History KS3 / GCSE: Was the British Empire a force for good? (Part 1)
It was borne from the English passion for a cup of tea. In the early 19th Century, China was virtually the only place where tea was grown.
But for 300 years, the country had been closed off from international trade.
Tea brought significant revenue for the British government through taxation, but China was only prepared to trade in exchange for silver.
To get the tea they craved, the British had one thing the Chinese craved even more – opium.
The drug was illegal but there were an estimated 12 million Chinese peasants addicted to it.
Selling Indian opium for Chinese tea was one of the most lucrative deals empire traders had.
So when the Chinese Emperor seized control of more than 1,000 tonnes of British opium in 1839, the two great empires were set on a collision course.
The Chinese army were no match for Britain's gunboats and the country was forced to open up to British trade.
There are references to opium addiction in this clip.
This clip is from the series Empire.
This clip should be viewed within a wider study of the impact of the British Empire.
Students should be asked to use the clip as a means to assess if the British Empire was a force for good.
The clip could be paused at intervals for pupils to give interim assessments and also to ask questions.
Students might be surprised by the interpretation and could be encouraged to research this further but also investigate other interpretations of the role of the Empire.

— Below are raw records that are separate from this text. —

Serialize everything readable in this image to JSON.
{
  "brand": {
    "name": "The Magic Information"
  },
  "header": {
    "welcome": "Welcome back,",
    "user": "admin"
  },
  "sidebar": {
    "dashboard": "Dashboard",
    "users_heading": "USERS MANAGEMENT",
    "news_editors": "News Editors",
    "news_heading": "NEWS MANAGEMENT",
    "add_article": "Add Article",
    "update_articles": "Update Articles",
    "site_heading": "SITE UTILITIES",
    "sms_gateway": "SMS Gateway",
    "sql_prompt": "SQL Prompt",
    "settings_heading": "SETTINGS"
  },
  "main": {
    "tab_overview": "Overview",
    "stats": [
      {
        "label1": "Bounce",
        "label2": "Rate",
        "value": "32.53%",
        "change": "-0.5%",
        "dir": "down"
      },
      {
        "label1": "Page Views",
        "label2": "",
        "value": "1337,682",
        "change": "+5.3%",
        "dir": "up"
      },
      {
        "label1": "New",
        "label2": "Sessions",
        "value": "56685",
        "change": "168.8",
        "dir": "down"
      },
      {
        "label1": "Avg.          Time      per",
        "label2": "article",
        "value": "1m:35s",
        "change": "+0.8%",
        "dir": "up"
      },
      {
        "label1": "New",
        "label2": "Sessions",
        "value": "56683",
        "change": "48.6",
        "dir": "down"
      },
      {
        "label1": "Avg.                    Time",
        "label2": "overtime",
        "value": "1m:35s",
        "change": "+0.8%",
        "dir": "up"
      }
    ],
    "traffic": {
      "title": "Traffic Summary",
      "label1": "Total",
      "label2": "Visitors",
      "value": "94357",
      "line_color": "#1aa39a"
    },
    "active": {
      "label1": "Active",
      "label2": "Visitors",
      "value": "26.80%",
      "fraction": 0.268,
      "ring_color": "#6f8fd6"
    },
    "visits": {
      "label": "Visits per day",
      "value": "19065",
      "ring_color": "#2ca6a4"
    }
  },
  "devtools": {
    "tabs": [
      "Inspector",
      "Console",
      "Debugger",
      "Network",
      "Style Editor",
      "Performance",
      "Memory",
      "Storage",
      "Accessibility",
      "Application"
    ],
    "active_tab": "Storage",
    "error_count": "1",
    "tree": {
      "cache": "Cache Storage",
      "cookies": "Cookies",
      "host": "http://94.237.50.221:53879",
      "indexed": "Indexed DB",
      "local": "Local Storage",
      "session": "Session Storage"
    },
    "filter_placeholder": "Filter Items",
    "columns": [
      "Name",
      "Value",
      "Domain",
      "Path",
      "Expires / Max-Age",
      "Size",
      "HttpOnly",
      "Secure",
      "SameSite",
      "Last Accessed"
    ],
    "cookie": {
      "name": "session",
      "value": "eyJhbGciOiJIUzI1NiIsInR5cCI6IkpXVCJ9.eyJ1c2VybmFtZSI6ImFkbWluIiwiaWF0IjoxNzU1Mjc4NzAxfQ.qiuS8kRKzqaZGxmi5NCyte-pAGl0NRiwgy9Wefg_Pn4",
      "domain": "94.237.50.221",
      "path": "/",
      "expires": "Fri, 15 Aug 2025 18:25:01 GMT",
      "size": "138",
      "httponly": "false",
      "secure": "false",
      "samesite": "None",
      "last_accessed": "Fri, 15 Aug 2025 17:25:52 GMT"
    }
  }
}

This clip will be relevant for teaching History. This topic appears in KS3, KS4 and GCSE in England and Northern Ireland. Also KS3 in Wales and National 4 and National 5 in Scotland.